Almost 3⁄4 of all Alzheimer’s patients suffer delusions or aggression, says Schneider, which makes their care particularly difficult. The study’s 421 participants at 42 sites nationwide all had Alzheimer’s disease and were experiencing delusions, hallucinations, aggression or agitation that disrupted their daily functioning.
“The findings here look at the time to discontinuation for the antipsychotics versus the placebo, and that time difference reflects the overall effectiveness of the medication. By that measure, the medications were not better than placebo,” he explains. “Patients on the medications were more likely to discontinue because of the side effects, offsetting the efficacy.”
Side effects from the three antipsychotic medications – olanzapine, quetiapine, and risperidone – ranged from sedation, weight gain and confusion to worsening psychosis.

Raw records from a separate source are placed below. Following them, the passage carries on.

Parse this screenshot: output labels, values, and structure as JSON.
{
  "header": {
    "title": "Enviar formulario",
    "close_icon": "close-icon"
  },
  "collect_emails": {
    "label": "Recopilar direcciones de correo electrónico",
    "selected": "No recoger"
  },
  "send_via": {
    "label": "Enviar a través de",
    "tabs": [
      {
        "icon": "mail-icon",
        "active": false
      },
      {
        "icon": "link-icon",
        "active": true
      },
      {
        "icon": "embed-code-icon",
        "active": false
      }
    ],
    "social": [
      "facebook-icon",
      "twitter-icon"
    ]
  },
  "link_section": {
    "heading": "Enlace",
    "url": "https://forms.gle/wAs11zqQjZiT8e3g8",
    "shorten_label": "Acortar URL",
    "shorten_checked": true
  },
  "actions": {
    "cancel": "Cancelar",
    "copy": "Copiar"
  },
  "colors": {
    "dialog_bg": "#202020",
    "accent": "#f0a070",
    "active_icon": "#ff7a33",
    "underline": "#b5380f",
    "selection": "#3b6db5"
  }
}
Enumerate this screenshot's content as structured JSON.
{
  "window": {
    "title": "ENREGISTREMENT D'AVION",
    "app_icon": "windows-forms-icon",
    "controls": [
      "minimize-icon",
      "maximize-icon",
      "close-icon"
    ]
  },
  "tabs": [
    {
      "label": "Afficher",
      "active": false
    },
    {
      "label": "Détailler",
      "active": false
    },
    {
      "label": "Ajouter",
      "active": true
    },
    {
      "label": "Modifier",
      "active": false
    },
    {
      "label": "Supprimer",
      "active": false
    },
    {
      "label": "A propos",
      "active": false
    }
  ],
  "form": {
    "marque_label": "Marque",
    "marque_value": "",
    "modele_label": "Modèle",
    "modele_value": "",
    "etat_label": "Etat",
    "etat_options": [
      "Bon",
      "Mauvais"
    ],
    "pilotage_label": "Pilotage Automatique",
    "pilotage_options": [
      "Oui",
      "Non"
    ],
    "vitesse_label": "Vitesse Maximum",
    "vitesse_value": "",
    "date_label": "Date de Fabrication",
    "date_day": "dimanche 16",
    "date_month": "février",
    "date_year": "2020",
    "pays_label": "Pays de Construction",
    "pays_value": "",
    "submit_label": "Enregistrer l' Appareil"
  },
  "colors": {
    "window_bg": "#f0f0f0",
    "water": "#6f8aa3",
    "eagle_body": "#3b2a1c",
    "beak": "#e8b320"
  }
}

Almost a quarter of those taking olanzapine quit because of adverse events, as did 18% on risperidone and 16% on quetiapine. Those on all three medications were significantly more likely to discontinue treatment than those who received a placebo.
Ultimately between 77 to 85% of study participants discontinued their medication, either because of adverse side effects or no improvement.
MEDICA.de; Source: University of Southern California